WORK ORDER.
Below are entries; count each line that holds the word "this" and report the number without any other words.

--- AVAILABLE DATA Enclosed Below ---

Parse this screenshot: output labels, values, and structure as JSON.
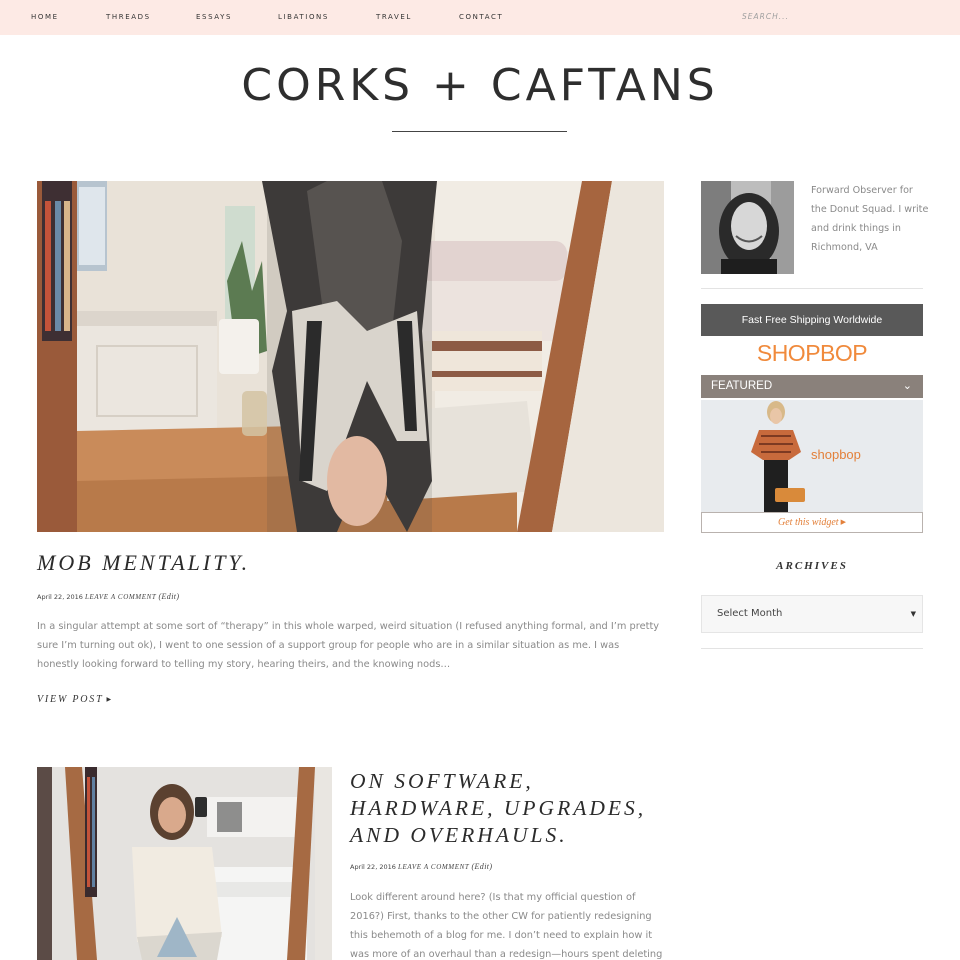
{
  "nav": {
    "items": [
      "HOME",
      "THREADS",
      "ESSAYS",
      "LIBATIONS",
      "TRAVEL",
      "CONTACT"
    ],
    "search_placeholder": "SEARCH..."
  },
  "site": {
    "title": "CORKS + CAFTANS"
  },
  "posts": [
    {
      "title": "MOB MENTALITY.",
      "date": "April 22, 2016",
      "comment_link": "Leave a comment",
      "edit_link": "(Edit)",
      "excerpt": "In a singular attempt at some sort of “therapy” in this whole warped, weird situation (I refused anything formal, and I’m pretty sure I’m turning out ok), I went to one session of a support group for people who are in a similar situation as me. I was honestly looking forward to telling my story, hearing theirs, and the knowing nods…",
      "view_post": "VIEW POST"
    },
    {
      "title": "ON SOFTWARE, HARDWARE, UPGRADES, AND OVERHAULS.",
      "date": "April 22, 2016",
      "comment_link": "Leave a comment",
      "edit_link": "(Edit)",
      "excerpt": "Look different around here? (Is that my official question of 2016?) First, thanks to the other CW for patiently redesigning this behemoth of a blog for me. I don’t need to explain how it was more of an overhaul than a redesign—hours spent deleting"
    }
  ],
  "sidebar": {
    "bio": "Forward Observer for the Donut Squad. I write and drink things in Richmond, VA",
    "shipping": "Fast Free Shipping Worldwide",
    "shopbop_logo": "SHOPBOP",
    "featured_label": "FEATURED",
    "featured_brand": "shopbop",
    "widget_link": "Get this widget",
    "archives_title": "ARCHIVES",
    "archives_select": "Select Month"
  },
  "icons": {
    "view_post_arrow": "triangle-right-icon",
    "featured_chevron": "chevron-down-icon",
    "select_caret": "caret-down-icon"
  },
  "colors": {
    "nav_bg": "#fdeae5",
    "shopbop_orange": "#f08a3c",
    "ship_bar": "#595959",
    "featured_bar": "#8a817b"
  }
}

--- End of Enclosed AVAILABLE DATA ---
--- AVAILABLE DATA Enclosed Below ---

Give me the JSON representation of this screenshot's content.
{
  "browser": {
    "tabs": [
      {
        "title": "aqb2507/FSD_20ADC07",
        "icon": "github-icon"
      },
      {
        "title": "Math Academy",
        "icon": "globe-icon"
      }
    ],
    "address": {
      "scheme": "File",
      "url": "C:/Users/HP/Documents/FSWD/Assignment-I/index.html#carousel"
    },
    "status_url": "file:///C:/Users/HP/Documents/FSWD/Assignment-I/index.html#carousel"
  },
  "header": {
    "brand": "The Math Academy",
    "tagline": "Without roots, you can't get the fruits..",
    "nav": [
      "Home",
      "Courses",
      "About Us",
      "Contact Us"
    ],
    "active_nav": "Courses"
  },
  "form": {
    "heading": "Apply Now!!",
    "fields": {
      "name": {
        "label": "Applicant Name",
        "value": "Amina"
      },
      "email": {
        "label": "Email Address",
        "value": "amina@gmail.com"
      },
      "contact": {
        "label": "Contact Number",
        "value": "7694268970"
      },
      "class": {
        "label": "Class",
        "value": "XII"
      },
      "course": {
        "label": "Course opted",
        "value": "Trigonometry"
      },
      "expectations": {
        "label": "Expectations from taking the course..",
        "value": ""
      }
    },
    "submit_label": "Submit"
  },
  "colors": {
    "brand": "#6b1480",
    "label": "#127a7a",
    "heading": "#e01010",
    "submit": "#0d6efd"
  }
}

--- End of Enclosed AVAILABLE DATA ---

RESULT OF THE EXERCISE.
5